# [Exercise requirements]
Only the number is needed: the count of lines in the records with the word "Choose".
--- Data for the task Enclosed Below ---
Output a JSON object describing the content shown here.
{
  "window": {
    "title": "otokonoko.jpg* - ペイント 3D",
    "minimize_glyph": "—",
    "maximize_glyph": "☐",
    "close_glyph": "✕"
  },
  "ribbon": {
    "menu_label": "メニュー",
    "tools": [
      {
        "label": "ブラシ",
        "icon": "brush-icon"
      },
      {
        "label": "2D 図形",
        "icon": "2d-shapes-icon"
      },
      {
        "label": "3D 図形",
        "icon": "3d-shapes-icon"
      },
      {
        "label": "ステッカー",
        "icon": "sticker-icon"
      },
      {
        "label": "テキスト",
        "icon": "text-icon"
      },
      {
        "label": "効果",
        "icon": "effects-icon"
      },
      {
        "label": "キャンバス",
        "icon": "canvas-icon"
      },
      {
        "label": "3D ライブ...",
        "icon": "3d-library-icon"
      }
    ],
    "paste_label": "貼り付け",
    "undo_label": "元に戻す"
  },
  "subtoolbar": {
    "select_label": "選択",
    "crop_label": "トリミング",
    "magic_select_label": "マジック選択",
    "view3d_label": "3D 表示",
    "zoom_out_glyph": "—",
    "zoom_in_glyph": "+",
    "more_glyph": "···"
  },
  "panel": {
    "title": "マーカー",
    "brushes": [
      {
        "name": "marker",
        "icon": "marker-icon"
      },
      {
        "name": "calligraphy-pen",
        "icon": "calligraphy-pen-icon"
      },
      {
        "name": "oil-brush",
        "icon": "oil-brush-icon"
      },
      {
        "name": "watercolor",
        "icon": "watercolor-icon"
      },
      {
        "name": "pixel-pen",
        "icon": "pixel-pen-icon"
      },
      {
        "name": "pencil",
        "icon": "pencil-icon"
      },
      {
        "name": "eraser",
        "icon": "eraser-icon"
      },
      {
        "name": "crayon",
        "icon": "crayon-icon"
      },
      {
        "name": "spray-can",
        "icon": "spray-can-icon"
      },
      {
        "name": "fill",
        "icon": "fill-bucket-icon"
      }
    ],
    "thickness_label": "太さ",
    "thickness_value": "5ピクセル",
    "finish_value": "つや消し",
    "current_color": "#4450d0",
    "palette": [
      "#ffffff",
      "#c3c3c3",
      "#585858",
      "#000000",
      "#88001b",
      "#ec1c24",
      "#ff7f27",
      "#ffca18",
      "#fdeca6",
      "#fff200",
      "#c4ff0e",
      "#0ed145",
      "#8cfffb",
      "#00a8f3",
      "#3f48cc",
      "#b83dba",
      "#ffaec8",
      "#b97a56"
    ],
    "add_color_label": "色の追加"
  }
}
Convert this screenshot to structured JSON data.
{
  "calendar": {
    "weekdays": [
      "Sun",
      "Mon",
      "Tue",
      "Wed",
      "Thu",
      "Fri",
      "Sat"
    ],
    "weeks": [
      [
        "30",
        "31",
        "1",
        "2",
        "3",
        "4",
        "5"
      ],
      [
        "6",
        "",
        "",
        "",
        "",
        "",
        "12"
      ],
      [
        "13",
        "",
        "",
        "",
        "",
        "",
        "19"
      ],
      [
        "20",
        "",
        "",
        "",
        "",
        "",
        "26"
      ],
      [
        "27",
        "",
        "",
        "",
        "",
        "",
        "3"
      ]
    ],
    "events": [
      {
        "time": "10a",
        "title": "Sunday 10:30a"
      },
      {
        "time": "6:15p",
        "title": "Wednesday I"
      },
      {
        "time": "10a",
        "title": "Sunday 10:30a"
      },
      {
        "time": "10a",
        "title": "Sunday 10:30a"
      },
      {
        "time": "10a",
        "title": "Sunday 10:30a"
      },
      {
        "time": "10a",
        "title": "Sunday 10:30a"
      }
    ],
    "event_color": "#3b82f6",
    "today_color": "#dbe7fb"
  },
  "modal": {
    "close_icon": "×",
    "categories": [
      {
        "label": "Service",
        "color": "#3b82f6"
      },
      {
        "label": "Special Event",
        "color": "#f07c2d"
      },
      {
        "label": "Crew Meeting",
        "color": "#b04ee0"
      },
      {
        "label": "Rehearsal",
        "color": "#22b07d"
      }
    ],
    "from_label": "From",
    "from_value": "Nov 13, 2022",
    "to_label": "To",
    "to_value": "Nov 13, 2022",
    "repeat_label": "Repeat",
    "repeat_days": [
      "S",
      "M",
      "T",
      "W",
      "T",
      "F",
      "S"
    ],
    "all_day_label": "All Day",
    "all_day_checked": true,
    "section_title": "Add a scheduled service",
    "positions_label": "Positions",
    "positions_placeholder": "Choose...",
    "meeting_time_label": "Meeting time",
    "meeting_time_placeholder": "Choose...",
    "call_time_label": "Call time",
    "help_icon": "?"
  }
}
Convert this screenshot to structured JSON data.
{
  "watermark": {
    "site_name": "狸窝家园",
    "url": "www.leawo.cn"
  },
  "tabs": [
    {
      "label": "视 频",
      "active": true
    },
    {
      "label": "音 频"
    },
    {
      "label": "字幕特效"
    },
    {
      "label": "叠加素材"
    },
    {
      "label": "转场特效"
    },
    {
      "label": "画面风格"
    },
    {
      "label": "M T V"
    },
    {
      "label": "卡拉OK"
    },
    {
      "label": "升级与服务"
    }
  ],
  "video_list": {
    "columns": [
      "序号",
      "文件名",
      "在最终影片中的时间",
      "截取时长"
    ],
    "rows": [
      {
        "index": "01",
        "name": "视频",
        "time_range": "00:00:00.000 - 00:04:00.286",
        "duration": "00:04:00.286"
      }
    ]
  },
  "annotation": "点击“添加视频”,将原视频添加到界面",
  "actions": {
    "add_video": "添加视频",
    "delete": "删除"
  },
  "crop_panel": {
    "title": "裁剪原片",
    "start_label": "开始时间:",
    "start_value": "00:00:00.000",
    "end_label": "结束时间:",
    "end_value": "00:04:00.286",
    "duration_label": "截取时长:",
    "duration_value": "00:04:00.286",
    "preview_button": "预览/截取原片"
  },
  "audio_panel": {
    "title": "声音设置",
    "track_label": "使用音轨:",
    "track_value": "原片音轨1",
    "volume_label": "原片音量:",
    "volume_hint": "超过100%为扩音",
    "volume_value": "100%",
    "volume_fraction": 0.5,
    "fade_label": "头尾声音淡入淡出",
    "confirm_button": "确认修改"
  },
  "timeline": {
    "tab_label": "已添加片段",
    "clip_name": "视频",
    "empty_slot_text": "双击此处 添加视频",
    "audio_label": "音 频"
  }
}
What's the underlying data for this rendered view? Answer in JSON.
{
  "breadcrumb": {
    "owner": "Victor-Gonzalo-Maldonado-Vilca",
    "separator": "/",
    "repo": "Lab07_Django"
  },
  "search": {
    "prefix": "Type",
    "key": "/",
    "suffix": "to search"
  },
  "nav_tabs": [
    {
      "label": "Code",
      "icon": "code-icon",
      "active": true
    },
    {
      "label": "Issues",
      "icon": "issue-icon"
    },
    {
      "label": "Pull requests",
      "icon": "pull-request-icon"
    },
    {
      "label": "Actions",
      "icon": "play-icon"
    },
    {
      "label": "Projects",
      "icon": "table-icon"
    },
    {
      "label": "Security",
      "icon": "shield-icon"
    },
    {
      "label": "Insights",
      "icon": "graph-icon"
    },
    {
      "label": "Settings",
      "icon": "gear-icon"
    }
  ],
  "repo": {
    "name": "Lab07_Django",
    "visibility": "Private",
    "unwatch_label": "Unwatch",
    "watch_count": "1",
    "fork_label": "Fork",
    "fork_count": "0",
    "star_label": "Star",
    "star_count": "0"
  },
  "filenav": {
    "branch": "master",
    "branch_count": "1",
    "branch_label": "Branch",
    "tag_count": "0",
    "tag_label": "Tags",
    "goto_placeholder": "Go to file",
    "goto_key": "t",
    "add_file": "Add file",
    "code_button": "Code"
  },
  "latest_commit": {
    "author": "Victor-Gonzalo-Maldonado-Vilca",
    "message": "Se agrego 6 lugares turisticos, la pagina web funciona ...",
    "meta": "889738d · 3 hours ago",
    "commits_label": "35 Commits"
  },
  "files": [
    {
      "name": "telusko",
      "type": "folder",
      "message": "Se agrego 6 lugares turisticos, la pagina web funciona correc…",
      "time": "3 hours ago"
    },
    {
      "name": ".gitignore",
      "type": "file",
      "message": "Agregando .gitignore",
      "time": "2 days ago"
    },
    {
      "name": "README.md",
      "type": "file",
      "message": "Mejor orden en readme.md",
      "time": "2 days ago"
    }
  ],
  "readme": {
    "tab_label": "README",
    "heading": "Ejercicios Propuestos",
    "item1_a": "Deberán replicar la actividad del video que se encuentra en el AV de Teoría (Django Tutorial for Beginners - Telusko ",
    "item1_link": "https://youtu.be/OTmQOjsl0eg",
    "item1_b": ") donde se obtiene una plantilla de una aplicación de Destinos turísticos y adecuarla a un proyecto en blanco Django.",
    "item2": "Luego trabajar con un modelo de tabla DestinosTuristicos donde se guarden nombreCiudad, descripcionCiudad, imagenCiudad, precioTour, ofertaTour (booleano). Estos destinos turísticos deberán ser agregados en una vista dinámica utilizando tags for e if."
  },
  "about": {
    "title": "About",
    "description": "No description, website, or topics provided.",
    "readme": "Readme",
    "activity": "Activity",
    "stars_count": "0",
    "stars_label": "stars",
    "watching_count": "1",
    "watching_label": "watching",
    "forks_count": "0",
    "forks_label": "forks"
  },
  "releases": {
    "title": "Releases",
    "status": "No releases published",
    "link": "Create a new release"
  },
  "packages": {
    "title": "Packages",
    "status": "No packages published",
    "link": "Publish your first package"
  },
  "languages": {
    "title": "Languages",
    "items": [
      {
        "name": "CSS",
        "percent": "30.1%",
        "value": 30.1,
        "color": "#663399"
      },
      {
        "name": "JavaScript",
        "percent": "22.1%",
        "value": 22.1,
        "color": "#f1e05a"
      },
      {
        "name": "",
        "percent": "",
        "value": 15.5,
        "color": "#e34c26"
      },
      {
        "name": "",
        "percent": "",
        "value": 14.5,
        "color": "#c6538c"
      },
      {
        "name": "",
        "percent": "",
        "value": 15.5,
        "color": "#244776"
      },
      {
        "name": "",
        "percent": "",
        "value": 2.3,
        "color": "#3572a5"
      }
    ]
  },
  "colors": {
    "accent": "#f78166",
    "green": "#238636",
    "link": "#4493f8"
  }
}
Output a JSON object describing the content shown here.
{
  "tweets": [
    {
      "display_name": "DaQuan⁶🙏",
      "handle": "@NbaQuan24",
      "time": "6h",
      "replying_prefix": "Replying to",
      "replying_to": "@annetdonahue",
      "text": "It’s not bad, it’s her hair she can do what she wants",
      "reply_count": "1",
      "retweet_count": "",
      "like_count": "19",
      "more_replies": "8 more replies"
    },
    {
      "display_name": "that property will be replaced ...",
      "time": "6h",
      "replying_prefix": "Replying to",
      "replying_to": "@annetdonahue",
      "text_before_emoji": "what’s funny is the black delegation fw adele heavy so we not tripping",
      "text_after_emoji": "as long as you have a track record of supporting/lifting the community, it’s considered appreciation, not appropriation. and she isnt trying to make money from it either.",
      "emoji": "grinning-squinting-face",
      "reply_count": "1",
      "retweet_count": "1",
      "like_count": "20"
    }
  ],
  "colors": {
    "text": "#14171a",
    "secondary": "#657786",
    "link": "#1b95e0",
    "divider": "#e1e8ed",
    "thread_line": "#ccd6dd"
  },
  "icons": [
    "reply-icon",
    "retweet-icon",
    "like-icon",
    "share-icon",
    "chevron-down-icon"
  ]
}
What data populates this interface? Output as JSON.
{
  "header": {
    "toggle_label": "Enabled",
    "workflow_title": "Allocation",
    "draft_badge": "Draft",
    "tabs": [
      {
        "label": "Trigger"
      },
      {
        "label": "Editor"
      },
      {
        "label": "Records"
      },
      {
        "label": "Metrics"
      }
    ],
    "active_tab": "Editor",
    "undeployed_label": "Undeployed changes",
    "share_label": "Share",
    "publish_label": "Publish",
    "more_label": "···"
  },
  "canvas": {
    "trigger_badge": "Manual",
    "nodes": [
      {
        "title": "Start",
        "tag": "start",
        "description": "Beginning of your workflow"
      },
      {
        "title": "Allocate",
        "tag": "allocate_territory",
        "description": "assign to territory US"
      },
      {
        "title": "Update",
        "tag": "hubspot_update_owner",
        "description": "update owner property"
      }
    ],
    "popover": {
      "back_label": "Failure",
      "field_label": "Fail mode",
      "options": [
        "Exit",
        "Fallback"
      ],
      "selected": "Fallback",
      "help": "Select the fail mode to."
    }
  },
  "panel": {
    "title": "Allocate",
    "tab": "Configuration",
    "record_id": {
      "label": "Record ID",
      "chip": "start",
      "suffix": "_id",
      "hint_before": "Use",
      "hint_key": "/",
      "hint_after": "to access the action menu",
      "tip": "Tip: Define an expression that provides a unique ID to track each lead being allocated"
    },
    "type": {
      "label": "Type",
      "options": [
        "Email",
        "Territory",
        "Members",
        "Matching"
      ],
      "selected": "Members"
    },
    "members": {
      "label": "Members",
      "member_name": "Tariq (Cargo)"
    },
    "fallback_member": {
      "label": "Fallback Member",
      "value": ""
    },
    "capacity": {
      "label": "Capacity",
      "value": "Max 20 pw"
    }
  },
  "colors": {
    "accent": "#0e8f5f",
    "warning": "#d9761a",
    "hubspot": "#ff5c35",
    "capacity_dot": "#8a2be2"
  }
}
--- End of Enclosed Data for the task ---
# [Completed task]
2